One of the great things about being a communication major at USG is having access to the digital and visual communication classes. They’re interesting classes, and more useful than ever!
One of the classes I’m taking this semester is COMM 373: Digital Visual Narrative, otherwise known as Movie Directing. It’s all about the basic building blocks of making movies: different camera angles, storytelling guidelines, choosing background music, and so on. Taking this class has changed the way I’ve been watching movies lately and I’d like to share the experience with you. It’s kind of like digging for buried treasure!
Let’s have a look at this clip from Legally Blonde:
Elle Woods (Reese Witherspoon) has gotten into Harvard Law School and just walked into her ex-boyfriend, Warner (Matthew Davis). If you haven’t seen Legally Blonde before, Warner dumped Elle because he didn’t believe that a girl who likes fashion as much as Elle could be “serious” enough for him. She studied her brains out and got into Harvard to convince him to take her back. Knowing that, what do we see in how this scene is constructed?
1. Color! Color psychology is my favorite movie magic trick. Here we see Elle as the only student in the building wearing green (sparkly green, at that), while everyone else is wearing muted colors like khaki and gray. According to Colorpsychology.org, green represents growth, balance, and soul-searching. It’s the perfect color for a character who discovers her self-worth like Elle!
2. Cinematography! Elle’s conversation with Warner is filmed at a medium close-up. Medium close-up shots are designed to be vaguely uncomfortable, just like the characters. Elle may look calm and collected—I know a few people who would love to have confidence like that—but inside, she’s doing several dozen cartwheels and Warner doesn’t need to see that. Warner, meanwhile, is not collected. Not one bit.

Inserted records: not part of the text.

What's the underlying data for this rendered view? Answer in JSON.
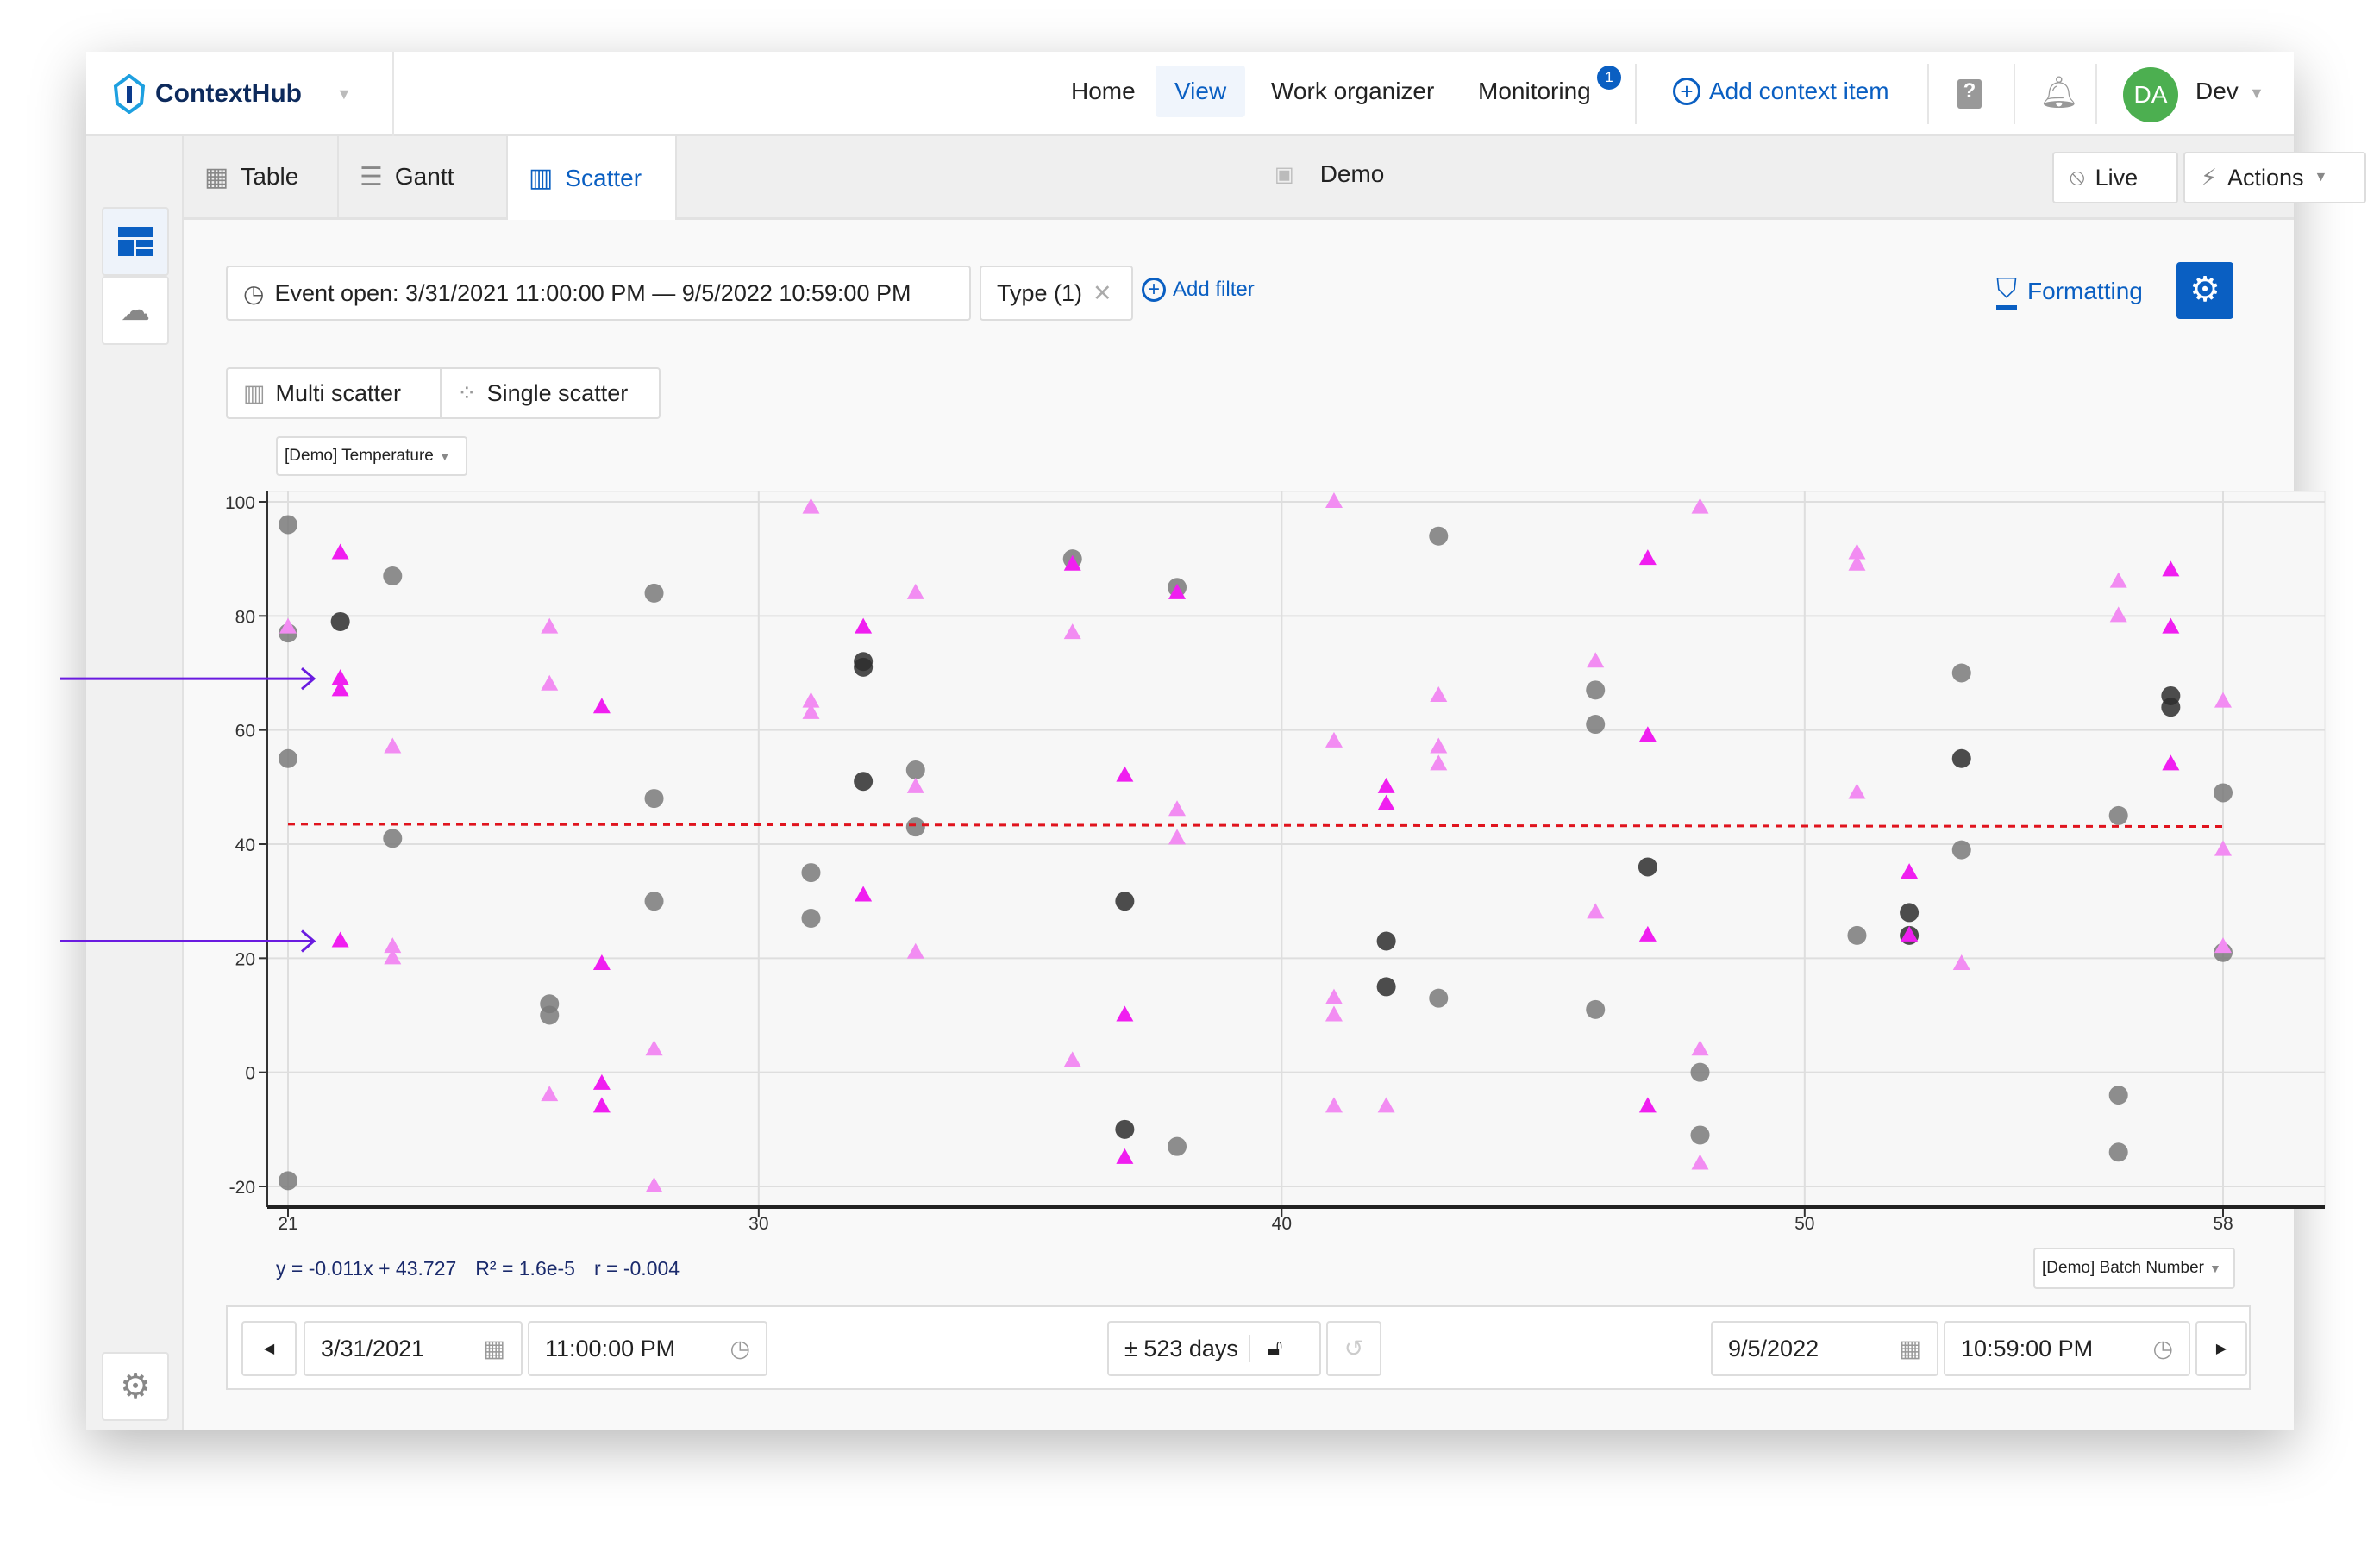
{
  "nav": {
    "brand": "ContextHub",
    "items": [
      "Home",
      "View",
      "Work organizer",
      "Monitoring"
    ],
    "active": "View",
    "monitoring_badge": "1",
    "add_context": "Add context item",
    "avatar": "DA",
    "user": "Dev"
  },
  "tabs": {
    "items": [
      "Table",
      "Gantt",
      "Scatter"
    ],
    "active": "Scatter",
    "view_name": "Demo",
    "live": "Live",
    "actions": "Actions"
  },
  "filters": {
    "event": "Event open: 3/31/2021 11:00:00 PM — 9/5/2022 10:59:00 PM",
    "type": "Type (1)",
    "add_filter": "Add filter",
    "formatting": "Formatting"
  },
  "modes": {
    "multi": "Multi scatter",
    "single": "Single scatter"
  },
  "y_selector": "[Demo] Temperature",
  "x_selector": "[Demo] Batch Number",
  "regression": {
    "eq": "y = -0.011x + 43.727",
    "r2": "R² = 1.6e-5",
    "r": "r = -0.004"
  },
  "range": {
    "start_date": "3/31/2021",
    "start_time": "11:00:00 PM",
    "span": "± 523 days",
    "end_date": "9/5/2022",
    "end_time": "10:59:00 PM"
  },
  "colors": {
    "accent": "#0a5fc2",
    "avatar": "#4caf50",
    "regression": "#e0141e",
    "annotation_arrow": "#6a1be0"
  },
  "chart_data": {
    "type": "scatter",
    "xlim": [
      21,
      58
    ],
    "ylim": [
      -20,
      100
    ],
    "x_ticks": [
      21,
      30,
      40,
      50,
      58
    ],
    "y_ticks": [
      -20,
      0,
      20,
      40,
      60,
      80,
      100
    ],
    "grid": true,
    "regression": {
      "slope": -0.011,
      "intercept": 43.727
    },
    "annotation_arrows_y": [
      69,
      23
    ],
    "series": [
      {
        "marker": "circle",
        "color": "#7a7a7a",
        "points": [
          [
            21,
            96
          ],
          [
            21,
            77
          ],
          [
            21,
            55
          ],
          [
            21,
            -19
          ],
          [
            23,
            87
          ],
          [
            23,
            41
          ],
          [
            26,
            12
          ],
          [
            26,
            10
          ],
          [
            28,
            84
          ],
          [
            28,
            48
          ],
          [
            28,
            30
          ],
          [
            31,
            35
          ],
          [
            31,
            27
          ],
          [
            33,
            53
          ],
          [
            33,
            43
          ],
          [
            36,
            90
          ],
          [
            38,
            85
          ],
          [
            38,
            -13
          ],
          [
            43,
            94
          ],
          [
            43,
            13
          ],
          [
            46,
            67
          ],
          [
            46,
            61
          ],
          [
            46,
            11
          ],
          [
            48,
            0
          ],
          [
            48,
            -11
          ],
          [
            51,
            24
          ],
          [
            53,
            70
          ],
          [
            53,
            39
          ],
          [
            56,
            45
          ],
          [
            56,
            -4
          ],
          [
            56,
            -14
          ],
          [
            58,
            49
          ],
          [
            58,
            21
          ]
        ]
      },
      {
        "marker": "circle",
        "color": "#2e2e2e",
        "points": [
          [
            22,
            79
          ],
          [
            32,
            72
          ],
          [
            32,
            71
          ],
          [
            32,
            51
          ],
          [
            37,
            30
          ],
          [
            37,
            -10
          ],
          [
            42,
            23
          ],
          [
            42,
            15
          ],
          [
            47,
            36
          ],
          [
            52,
            28
          ],
          [
            52,
            24
          ],
          [
            53,
            55
          ],
          [
            57,
            66
          ],
          [
            57,
            64
          ]
        ]
      },
      {
        "marker": "triangle",
        "color": "#f01ef0",
        "points": [
          [
            22,
            91
          ],
          [
            22,
            69
          ],
          [
            22,
            67
          ],
          [
            22,
            23
          ],
          [
            27,
            64
          ],
          [
            27,
            19
          ],
          [
            27,
            -2
          ],
          [
            27,
            -6
          ],
          [
            32,
            78
          ],
          [
            32,
            31
          ],
          [
            36,
            89
          ],
          [
            37,
            52
          ],
          [
            37,
            10
          ],
          [
            37,
            -15
          ],
          [
            38,
            84
          ],
          [
            42,
            50
          ],
          [
            42,
            47
          ],
          [
            47,
            90
          ],
          [
            47,
            59
          ],
          [
            47,
            24
          ],
          [
            47,
            -6
          ],
          [
            52,
            35
          ],
          [
            52,
            24
          ],
          [
            57,
            88
          ],
          [
            57,
            78
          ],
          [
            57,
            54
          ]
        ]
      },
      {
        "marker": "triangle",
        "color": "#f28cf2",
        "points": [
          [
            21,
            78
          ],
          [
            23,
            57
          ],
          [
            23,
            22
          ],
          [
            23,
            20
          ],
          [
            26,
            78
          ],
          [
            26,
            68
          ],
          [
            26,
            -4
          ],
          [
            28,
            4
          ],
          [
            28,
            -20
          ],
          [
            31,
            99
          ],
          [
            31,
            65
          ],
          [
            31,
            63
          ],
          [
            33,
            84
          ],
          [
            33,
            50
          ],
          [
            33,
            21
          ],
          [
            36,
            77
          ],
          [
            36,
            2
          ],
          [
            38,
            46
          ],
          [
            38,
            41
          ],
          [
            41,
            100
          ],
          [
            41,
            58
          ],
          [
            41,
            13
          ],
          [
            41,
            10
          ],
          [
            41,
            -6
          ],
          [
            42,
            -6
          ],
          [
            43,
            66
          ],
          [
            43,
            57
          ],
          [
            43,
            54
          ],
          [
            46,
            72
          ],
          [
            46,
            28
          ],
          [
            48,
            99
          ],
          [
            48,
            4
          ],
          [
            48,
            -16
          ],
          [
            51,
            91
          ],
          [
            51,
            89
          ],
          [
            51,
            49
          ],
          [
            53,
            19
          ],
          [
            56,
            86
          ],
          [
            56,
            80
          ],
          [
            58,
            65
          ],
          [
            58,
            39
          ],
          [
            58,
            22
          ]
        ]
      }
    ]
  }
}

3. Music! Listen to the background score. It stops while Elle and Warner are talking and doesn’t pick back up until she walks away. When the music does come back, it starts with a low horn sound before jumping back into the happy music. It’s like even the score is holding its breath during an awkward conversation, then exhales as Elle leaves: “Whew! Glad that’s over. Girl, you nailed that!”
See what I mean? The more you know about how movies are made, the more you can appreciate the little touches. If you’re a communication major, and you thought this was interesting, ask your advisor about taking Professor Nixon’s courses this Spring! Registration opens up on November 12th. If you’re not a communication major, ask your advisor anyway. There’s no harm in trying! You can also check out Understanding Movies by Louis Giannetti. There are several editions available online for only a few dollars, and the older versions are just as good as the newest one. Have fun!